Poll: Dissatisfaction with Government Biggest Problem, Followed by Economy
POLITICO reports, “More Americans cite dissatisfaction with government as the biggest problem facing the country than at any other time since the months leading up to the Watergate scandal, a new poll finds. Twenty percent of those surveyed call dissatisfaction with government the country’s biggest problem, according to a Gallup survey on Thursday – up from 16 percent the month before. … The issue of dissatisfaction is named second only to ‘the economy in general,’ which was cited by 24 percent of those surveyed as the biggest challenge facing the nation.”
Budget Compromise in Doubt

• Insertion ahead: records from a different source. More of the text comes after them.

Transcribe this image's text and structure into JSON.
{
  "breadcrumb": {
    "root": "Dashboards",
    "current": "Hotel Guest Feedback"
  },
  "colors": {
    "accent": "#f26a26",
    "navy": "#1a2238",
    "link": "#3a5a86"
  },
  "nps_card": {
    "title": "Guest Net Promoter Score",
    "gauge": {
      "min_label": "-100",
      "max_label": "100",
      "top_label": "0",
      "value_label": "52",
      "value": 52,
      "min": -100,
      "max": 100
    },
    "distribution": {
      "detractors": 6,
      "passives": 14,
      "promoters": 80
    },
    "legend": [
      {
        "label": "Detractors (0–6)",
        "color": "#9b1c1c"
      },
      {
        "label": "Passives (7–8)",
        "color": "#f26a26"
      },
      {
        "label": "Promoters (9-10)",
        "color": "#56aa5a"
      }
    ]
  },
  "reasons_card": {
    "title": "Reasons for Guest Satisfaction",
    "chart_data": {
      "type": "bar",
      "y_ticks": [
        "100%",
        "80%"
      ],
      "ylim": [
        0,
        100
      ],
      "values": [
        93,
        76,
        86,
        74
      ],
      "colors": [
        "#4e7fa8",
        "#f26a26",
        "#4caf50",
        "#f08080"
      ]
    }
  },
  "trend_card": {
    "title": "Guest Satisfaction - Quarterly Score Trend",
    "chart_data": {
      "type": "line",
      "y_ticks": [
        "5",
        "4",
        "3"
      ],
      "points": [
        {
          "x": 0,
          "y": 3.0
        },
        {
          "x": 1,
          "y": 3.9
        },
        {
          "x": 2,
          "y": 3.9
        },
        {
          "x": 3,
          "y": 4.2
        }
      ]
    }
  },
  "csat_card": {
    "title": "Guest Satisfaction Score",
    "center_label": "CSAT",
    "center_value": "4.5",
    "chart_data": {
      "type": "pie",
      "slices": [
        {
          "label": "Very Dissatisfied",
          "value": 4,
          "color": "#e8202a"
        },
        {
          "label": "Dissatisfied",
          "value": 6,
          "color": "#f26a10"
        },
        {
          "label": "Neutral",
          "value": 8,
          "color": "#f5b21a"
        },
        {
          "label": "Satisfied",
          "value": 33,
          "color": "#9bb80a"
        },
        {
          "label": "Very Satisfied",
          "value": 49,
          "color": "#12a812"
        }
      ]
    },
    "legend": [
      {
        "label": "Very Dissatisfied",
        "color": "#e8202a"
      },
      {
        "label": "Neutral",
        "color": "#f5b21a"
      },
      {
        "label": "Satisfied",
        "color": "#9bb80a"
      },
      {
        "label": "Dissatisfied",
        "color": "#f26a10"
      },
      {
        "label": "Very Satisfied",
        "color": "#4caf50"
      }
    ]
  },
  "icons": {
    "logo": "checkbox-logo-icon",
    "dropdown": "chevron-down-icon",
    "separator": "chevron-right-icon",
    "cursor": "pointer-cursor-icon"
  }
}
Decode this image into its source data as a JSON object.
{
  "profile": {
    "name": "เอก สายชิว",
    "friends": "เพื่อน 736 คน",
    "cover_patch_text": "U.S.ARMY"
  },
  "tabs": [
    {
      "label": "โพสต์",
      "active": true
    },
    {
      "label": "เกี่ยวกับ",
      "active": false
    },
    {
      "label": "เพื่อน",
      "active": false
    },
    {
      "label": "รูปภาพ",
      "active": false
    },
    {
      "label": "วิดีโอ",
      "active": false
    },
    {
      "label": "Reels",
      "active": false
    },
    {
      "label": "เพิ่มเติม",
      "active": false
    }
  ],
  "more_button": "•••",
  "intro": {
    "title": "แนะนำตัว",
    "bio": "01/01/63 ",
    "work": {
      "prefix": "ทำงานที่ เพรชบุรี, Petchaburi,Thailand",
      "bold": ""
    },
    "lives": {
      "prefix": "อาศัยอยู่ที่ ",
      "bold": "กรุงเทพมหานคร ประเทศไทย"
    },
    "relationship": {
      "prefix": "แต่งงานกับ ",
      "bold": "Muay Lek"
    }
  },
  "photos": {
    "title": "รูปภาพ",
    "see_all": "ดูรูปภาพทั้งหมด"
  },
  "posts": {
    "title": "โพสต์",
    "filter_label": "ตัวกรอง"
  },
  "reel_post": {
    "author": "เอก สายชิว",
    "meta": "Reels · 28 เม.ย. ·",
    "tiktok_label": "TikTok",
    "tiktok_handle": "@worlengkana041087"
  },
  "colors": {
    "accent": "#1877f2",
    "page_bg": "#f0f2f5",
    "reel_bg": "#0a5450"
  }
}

According to The New York Times, “President Obama’s meeting with a restive and resistant House Republican majority on Wednesday underscored their deep divisions over fiscal policy as both sides acknowledged that an overarching budget compromise was in doubt despite a new push by the White House. One day after Republicans rolled out a detailed proposal aimed at eliminating the federal deficit through steep cuts and repealing many of the president’s accomplishments, Mr. Obama told them pointedly in a rare visit that their highest fiscal priority was not his. ‘Our biggest problems in the next 10 years are not deficits,’ the president said, according to accounts from the meeting, bluntly rejecting an idea that has become Republican fiscal dogma.”